Does anyone remember that old skit on In Living Color about the Jamaican family whose members continually try to one-up each other by namedropping how many jobs they have? Of course you do. Well, Butch Walker would fit in that fictional family quite well dreads or no dreads. Walker is a sought-after music producer, whose worked with Avril Lavigne, Pete Yorn, and Weezer to name a few. On top of that, he's a respected musician in his own right who is currently touring in support of his new album The Spade, which he released with his band of "Black Widows." If that weren't enough, the singer/songwriter also released his debut memoir Drinking with Strangers: Music Lessons From a Teenage Bullet Belt. "Hey mon... how many jobs you have?" OK, I'm done with that analogy.
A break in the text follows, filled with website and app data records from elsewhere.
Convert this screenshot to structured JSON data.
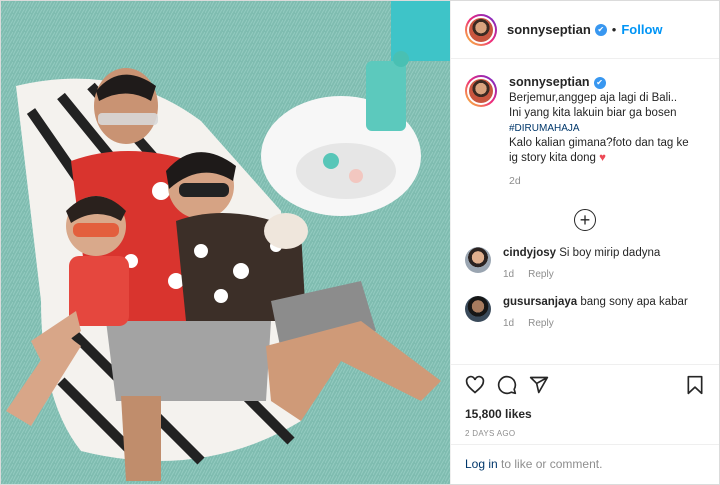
{
  "header": {
    "username": "sonnyseptian",
    "verified_icon": "verified-badge-icon",
    "separator": "•",
    "follow_label": "Follow"
  },
  "caption": {
    "username": "sonnyseptian",
    "line1": "Berjemur,anggep aja lagi di Bali..",
    "line2": "Ini yang kita lakuin biar ga bosen",
    "hashtag": "#DIRUMAHAJA",
    "line3": "Kalo kalian gimana?foto dan tag ke",
    "line4": "ig story kita dong",
    "heart": "♥",
    "time": "2d"
  },
  "load_more": "+",
  "comments": [
    {
      "username": "cindyjosy",
      "text": "Si boy mirip dadyna",
      "time": "1d",
      "reply": "Reply"
    },
    {
      "username": "gusursanjaya",
      "text": "bang sony apa kabar",
      "time": "1d",
      "reply": "Reply"
    }
  ],
  "actions": {
    "likes": "15,800 likes",
    "posted_ago": "2 DAYS AGO"
  },
  "login": {
    "link": "Log in",
    "rest": " to like or comment."
  },
  "colors": {
    "accent": "#0095f6",
    "verified": "#3897f0",
    "heart": "#ed4956",
    "muted": "#8e8e8e"
  }
}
Moments before taking the stage at the Gramercy Theatre in New York City, Walker performed a tune off his new record and chatted briefly about it in typical "A-sides" and "asides" fashion.
"Closest Thing to You I'm Gonna Find"
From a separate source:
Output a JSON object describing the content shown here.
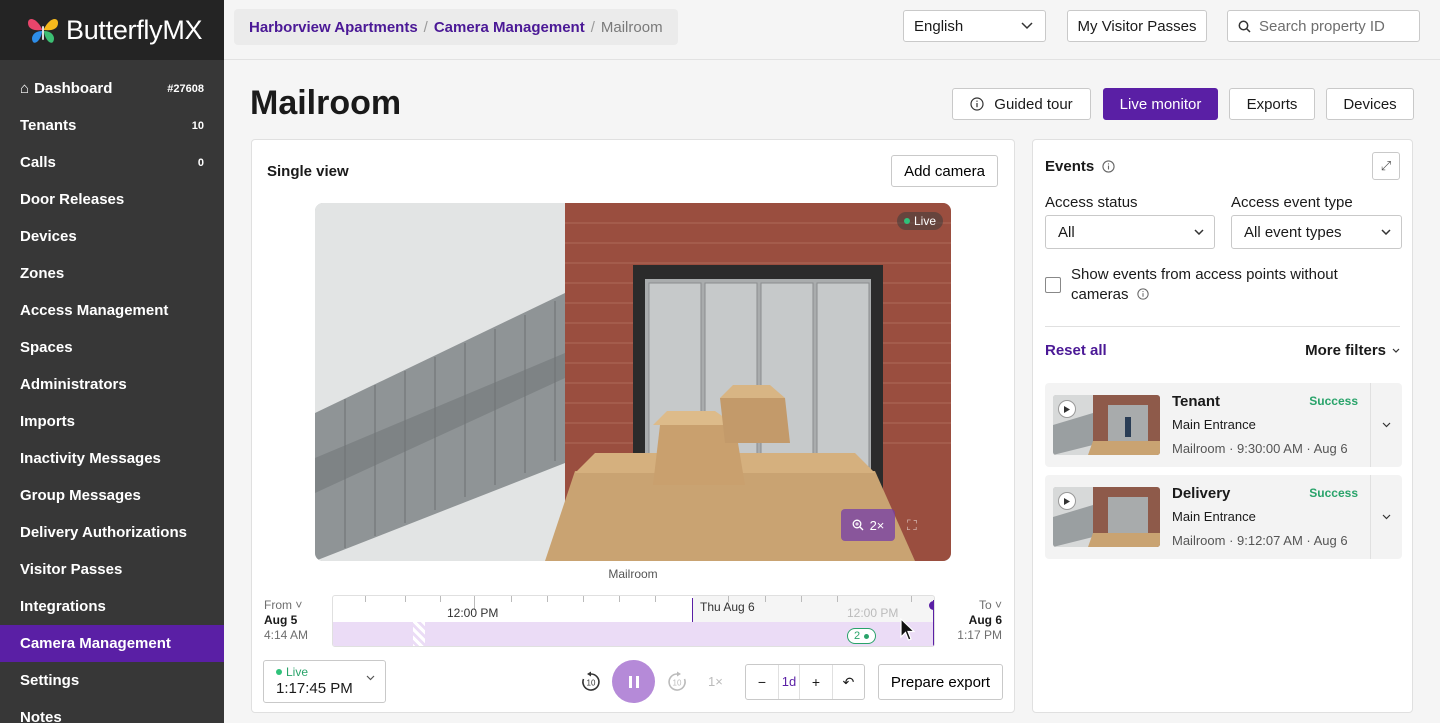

...and now for something completely different.
DAMNDOGS hail from Australia and have much more of a rock and even dance work ethic than Walker. The band, who recently released their debut EP Strange Behaviour, consists of Mitch McIvor, Louis Macklin, and JET bandmates Chris Cester and Mark Wilson. As Cester told me in New York City -- just days after their CMJ show at Bowery Electric, DOGS aren't merely a side project - they're a full-fledged band. They're also nothing like JET. With strong hooks and danceable in-your-face rhythms, you're more likely to move your hips than pound your fists to their music. Well, OK maybe you'll do both. Watch a live performance of their song "Cocaine" below followed by an interview with Cester and Macklin in NYC. Enjoy the song, and don't do drugs.
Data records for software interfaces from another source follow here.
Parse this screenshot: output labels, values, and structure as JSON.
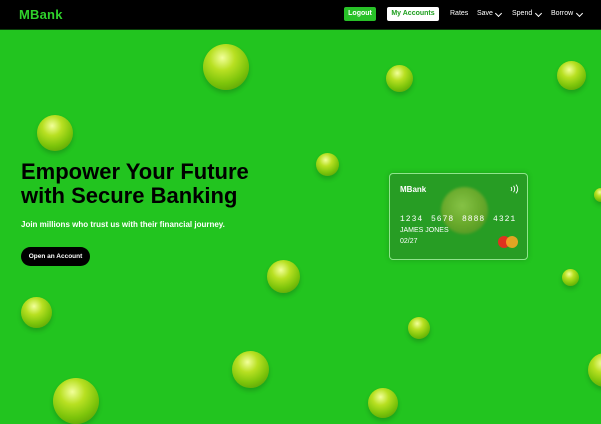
{
  "nav": {
    "logo": "MBank",
    "logout": "Logout",
    "my_accounts": "My Accounts",
    "links": [
      "Rates",
      "Save",
      "Spend",
      "Borrow"
    ]
  },
  "hero": {
    "headline_line1": "Empower Your Future",
    "headline_line2": "with Secure Banking",
    "subtitle": "Join millions who trust us with their financial journey.",
    "cta": "Open an Account"
  },
  "card": {
    "bank": "MBank",
    "number": "1234 5678 8888 4321",
    "holder": "JAMES JONES",
    "expiry": "02/27",
    "network_icon": "mastercard-logo",
    "contactless_icon": "contactless-icon"
  },
  "colors": {
    "background": "#22c41f",
    "nav_bg": "#000000",
    "accent": "#2fd12b"
  }
}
About "A-Sides with Jon Chattman"
Jon Chattman's music series features artists (established or not) from all genres performing a track, and discussing what it means to them. This informal series focuses on the artist making art in a low-threatening, extremely informal (sometime humorous) way. No bells, no whistles -- just the music performed in a random, low-key setting followed by an unrehearsed chat. In an industry where everything often gets overblown and over manufactured, I'm hoping this is refreshing.